Thomson Reuters reported on January 03, 2014 that after last year’s various episodes of liquidity crunches taking place in China, the money market rates appeared to have returned to normality, with the benchmark money market rate, or the seven-day repurchase (repo) rate last recorded at 4.71 percent on a weighted-average basis by midday on January 03, 2014, falling by approximately 39.00 basis points (bps) from the end of last week, while the overnight repo rates fell by 41.00 bps to 2.98 percent. A chart illustrating the daily movements of the benchmark seven-day repo rates is as follows:
Source: Thomson Reuters MetaStock.com(Please click on image to get a better view of the chart).
As most of the readers can see on the chart, two critical spikes of extreme volatilities took place during 2013, where the first episode took place on June 20, 2013, with rates spiking to 11.00 percent or approximately 650.00 to 700.00 bps overnight from its previous close of around 4.00 percent. The second episode close to the end of last year on December 23, 2013, with rates spiking to as much as 8.84 percent, before the People’s Bank of China (PBOC) stepped in on December 27, 2013 through injections of liquidity into the financial system, bringing down the overnight rates close to 5.00 percent.
The question on most investors’ minds is whether those benchmark seven-day repo rates might spike again as we entered into 2014, and with the current lull shown in the Chinese money markets, could there be any emerging signs that another round of repo rate spikes be up on the horizon?
It is understandable that these questions and other concerns regarding the Chinese financial system are being brought up time and time again due to relative opaqueness of the country’s entire banking system, lack of transparencies, and disclosures, among various issues, including corporate governance. It is also difficult to tell regarding the timing of any intervention by the PBOC to inject liquidity into the financial system should there be another episode of repo rate spikes.
According to various interviews/polls conducted by Thomson Reuters on money market traders dealing with the Chinese rates, most of them have expressed caution and uncertainties over the possible actions PBOC might take to bring down money market rates permanently. Neither the PBOC is not obliged to publish, nor is it required to disclose daily movements of money market funds across the Chinese financial system. This has left traders with not many choices, except to guess and forecast what the next possible moves PBOC might take are. The consensus view among traders is that the PBOC is generally maintaining its tight monetary stance, given that the Chinese property market prices, loan books data, demand, among others have not shown much signs of waning down in terms of the amount of money being lent out or borrowed, despite several fiscal moves made by the Chinese central and other provincial governments to tame down the over exuberance seen in these markets for the past year. In addition, PBOC is also implementing some of the reforms that were being outlined in the November 2013 Third Plenum meetings, where it was announced that the Chinese government will be maintaining a non-interventionist stance in its management of the overall economy, with the exception of stepping into the markets if things were to go out of hand, such as the recent temporary injections of liquidity into the financial system by the PBOC.

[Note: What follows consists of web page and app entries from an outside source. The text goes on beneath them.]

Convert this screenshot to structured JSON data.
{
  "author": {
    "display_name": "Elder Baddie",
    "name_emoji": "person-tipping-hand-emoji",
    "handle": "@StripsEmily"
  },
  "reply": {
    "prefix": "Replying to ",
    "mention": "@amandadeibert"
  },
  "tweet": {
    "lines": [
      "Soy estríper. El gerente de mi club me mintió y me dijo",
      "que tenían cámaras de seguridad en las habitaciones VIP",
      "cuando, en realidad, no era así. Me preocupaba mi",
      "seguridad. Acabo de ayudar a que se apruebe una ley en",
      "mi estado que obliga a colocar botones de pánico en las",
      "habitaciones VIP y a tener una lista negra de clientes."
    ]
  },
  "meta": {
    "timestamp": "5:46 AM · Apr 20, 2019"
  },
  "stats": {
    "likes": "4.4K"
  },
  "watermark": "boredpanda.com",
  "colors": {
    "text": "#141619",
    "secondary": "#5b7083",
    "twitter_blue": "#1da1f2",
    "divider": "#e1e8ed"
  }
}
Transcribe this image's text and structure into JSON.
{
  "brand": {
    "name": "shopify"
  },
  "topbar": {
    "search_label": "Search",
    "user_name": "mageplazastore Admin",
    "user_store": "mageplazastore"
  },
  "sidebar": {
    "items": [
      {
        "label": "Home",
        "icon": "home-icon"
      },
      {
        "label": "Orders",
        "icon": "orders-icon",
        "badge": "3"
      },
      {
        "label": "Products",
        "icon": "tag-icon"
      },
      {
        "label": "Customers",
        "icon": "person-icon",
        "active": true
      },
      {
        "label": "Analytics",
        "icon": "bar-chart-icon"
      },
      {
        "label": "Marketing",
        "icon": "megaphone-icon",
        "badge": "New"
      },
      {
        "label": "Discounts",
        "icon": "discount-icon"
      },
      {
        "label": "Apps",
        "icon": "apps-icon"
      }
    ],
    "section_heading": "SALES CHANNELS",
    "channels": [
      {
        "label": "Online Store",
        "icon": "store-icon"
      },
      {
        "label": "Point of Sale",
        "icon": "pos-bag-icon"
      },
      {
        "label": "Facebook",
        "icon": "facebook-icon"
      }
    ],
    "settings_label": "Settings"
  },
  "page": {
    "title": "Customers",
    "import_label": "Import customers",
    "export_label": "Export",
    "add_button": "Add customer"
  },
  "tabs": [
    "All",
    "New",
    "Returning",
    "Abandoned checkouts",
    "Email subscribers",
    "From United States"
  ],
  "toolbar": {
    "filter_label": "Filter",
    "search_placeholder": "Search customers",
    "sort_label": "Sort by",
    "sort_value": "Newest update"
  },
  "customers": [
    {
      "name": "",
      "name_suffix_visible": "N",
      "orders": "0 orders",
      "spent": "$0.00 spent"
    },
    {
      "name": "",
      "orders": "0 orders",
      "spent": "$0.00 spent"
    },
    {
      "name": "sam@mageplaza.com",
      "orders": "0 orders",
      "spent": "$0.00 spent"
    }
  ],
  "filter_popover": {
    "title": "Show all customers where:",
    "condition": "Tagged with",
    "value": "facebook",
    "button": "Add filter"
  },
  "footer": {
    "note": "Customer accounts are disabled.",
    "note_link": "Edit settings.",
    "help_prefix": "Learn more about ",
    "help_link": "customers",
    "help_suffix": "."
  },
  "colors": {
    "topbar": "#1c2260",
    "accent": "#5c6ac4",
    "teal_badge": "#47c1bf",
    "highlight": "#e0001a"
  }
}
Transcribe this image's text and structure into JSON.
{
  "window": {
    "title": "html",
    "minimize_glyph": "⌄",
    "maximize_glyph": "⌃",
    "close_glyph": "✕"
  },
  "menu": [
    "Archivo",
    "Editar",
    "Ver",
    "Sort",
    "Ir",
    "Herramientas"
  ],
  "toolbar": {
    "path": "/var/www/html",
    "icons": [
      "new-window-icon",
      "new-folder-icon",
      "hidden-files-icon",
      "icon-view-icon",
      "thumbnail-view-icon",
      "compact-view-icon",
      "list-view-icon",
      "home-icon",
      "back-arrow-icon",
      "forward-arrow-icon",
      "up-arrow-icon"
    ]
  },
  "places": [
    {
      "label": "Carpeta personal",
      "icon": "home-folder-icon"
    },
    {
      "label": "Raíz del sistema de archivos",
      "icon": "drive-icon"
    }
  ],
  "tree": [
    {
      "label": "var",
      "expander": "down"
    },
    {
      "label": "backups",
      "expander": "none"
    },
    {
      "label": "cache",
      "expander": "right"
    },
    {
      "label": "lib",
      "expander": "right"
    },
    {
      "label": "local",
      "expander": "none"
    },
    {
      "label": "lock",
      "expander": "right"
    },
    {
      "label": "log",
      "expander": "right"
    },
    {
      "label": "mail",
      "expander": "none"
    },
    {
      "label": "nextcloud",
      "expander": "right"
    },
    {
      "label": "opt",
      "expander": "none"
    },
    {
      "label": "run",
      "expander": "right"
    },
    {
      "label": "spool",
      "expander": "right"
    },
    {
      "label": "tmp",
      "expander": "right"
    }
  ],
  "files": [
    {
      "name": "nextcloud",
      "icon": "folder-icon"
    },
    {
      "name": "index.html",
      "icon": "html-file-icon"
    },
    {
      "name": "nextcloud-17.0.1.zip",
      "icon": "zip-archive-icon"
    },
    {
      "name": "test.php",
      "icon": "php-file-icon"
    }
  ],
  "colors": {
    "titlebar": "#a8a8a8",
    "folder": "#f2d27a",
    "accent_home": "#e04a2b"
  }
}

According to the January 03, 2014 article by Reuters, some traders indicated that improved cash conditions are expected to last only about two weeks. The possible reasons that might cause another round of repo rate spikes could be holiday disruptions as a result of the Lunar New Year or Spring Festivals coming up at the end of January 2014, and seasonal trends such as quarterly and mid-year cash top-ups by most Chinese financial institutions in order to meet regulatory requirements on maintenance of the overall capital requirements. Historically, these are some of periods where liquidity conditions are one the most tightest.
The overall reluctance for the PBOC to intervene in a timely manner to quell the rising money market rates do reflect the serious opinions made on the slow internal reforms being undertaken by various Chinese financial institutions to get their acts together in conforming to regulations regarding their lending policies. The PBOC is also trying not to create any impressions that they tolerate such slow progress being made by these Chinese financial institutions, as it might result in a ‘moral hazard’ mentality that there will always be a liquidity lifeline available. There are also questions pointing to the apparent slow lending reforms being undertaken by these Chinese financial institutions, and whether they are the main targets for all the various episodes of rate spikes that took place last year, given their lack of firm action in undertaking the necessary lending policy reforms.